37. What information regarding non-congregate SFSP meal service is required in the MAP?

 The 2023 MAP should include:  

  • Participation projections;  
  • Sponsor information; 
  • Plans for targeting and outreach; 
  • How State Administrative Funds (SAF) will be used to support non-congregate meal service for summer 2023; and 
  • Strategies for providing technical assistance and ensuring integrity requirements are met.  

38. How will State agencies estimate the appropriate amount of SAF to support the non-congregate SFSP meal service for summer 2023? 

FNS recognizes that determining an appropriate amount of funding to support the non-congregate meal option will be challenging. To support program growth expected in FY 2023 because of the new non-congregate option, FNS is providing an additional 20% to each State agency above the amount calculated in the SAF formula in Program regulations at 7 CFR 225.5(a). State agencies may use the updated SAF formula amounts as a guideline; however, State agencies should request SAF funding adequate to cover the State-level administrative costs of operating SFSP in FY 2023, in line with the size of the program projected on the MAP. 

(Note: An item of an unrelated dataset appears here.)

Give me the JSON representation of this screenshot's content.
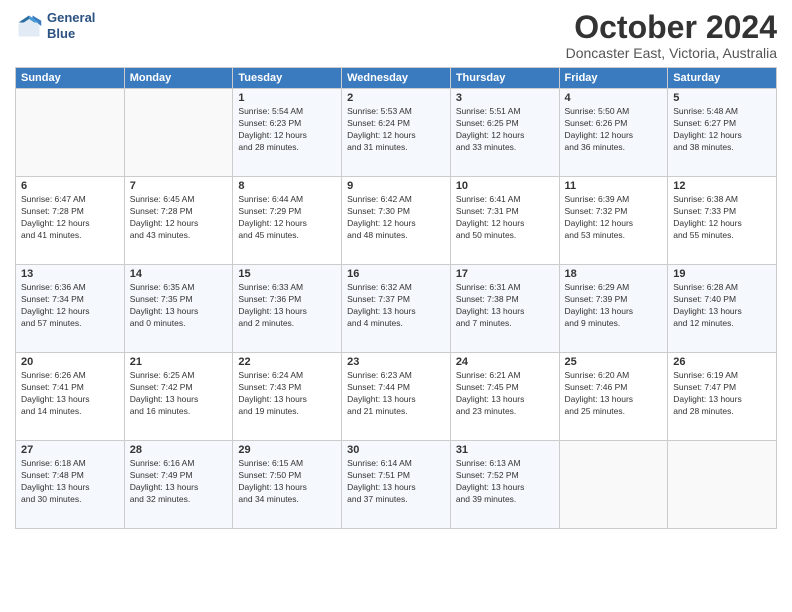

39. Are sponsors required to announce the availability of non-congregate meals? 

Yes. Annual announcements are required in one of two ways: Sponsors of congregate and non-congregate sites must announce the availability of free meals in the local media or State agencies may issue a media release for all sponsors operating SFSP in the State, as outlined in Program regulations (7 CFR 225.15(e)). Sponsors should include in the announcement the days of delivery/pick-up when providing non-congregate meal service in rural areas.  

40. Do sponsors need to display the “And Justice for All” (AJFA) posters at pick up sites and for home delivery transportation? 

The AJFA poster must be prominently displayed (such as in a window) on all vehicles making door-to-door drop deliveries at homes, and in all pick up facilities and locations providing non-congregate meal service in rural areas. State agencies and sponsors must ensure that outreach strategies and meal service does not discriminate based on race, color, national origin, age, disability, or sex. 


Read the full guidance: Implementation Guidance: Summer 2023 Non-Congregate Meal Service in Rural Areas (SFSP 01-2023).